◆ **DATA TO PROCESS**
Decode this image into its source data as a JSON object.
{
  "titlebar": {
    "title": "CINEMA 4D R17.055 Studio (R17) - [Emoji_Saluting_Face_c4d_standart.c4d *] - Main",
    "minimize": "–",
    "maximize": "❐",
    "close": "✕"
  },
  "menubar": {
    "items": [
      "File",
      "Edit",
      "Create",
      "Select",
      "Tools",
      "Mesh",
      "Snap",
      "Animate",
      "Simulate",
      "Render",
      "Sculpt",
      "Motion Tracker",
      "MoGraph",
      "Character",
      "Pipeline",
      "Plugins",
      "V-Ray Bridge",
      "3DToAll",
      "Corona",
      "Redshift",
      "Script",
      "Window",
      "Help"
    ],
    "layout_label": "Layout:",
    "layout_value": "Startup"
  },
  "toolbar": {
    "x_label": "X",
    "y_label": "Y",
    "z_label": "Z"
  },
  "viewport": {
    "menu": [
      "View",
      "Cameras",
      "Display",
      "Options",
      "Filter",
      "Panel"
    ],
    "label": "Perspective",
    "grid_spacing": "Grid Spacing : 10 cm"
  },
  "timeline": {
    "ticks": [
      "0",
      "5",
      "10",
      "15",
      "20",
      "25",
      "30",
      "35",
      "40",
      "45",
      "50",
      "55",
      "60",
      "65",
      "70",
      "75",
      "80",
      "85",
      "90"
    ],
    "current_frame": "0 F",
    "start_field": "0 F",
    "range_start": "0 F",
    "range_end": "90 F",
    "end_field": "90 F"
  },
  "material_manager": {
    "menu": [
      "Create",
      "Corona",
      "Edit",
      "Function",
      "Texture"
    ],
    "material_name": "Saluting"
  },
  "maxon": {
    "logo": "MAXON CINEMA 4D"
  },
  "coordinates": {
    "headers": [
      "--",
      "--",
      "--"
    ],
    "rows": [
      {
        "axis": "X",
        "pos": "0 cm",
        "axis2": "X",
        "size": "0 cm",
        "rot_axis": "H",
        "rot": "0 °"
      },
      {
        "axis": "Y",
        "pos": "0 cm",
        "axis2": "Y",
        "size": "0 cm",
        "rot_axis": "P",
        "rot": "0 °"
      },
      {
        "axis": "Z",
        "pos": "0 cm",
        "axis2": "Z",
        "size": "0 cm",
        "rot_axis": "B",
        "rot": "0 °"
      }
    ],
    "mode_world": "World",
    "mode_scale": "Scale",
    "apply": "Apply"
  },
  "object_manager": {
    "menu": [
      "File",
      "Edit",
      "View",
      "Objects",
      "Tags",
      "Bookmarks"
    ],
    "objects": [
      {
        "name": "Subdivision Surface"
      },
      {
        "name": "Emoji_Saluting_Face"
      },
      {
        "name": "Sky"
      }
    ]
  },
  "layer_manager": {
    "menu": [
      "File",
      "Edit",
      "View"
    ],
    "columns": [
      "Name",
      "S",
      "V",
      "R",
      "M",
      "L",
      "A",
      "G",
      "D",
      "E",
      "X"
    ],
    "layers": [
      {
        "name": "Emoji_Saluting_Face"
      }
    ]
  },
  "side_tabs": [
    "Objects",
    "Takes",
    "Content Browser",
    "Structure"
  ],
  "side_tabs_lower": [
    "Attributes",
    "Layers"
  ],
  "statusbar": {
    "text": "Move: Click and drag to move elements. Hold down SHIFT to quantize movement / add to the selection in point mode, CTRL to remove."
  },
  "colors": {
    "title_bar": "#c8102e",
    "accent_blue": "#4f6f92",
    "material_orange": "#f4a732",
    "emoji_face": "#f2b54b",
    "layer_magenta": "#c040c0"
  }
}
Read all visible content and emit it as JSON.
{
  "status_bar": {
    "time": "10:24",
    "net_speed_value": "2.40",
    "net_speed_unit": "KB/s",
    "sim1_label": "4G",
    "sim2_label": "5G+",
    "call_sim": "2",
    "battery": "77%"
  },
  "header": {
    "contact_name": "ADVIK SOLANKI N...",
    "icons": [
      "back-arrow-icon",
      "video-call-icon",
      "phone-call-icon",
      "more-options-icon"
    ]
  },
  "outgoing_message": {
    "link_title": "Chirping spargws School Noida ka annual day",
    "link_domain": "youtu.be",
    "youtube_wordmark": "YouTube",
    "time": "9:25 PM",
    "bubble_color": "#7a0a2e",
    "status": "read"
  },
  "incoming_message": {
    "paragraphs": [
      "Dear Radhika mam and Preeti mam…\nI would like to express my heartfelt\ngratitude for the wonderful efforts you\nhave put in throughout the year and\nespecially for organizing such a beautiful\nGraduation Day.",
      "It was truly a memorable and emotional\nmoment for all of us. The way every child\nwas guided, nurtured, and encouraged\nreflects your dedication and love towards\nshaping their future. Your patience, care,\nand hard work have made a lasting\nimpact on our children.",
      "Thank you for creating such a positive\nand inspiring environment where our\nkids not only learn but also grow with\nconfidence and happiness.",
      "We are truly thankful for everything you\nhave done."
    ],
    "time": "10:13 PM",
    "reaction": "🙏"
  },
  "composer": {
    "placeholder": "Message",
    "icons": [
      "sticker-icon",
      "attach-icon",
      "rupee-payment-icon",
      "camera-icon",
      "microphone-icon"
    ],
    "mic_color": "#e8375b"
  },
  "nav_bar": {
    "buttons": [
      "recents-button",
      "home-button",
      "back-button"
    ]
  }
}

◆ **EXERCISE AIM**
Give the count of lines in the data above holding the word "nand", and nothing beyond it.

◆ **RESPONSE TO THIS EXERCISE**
2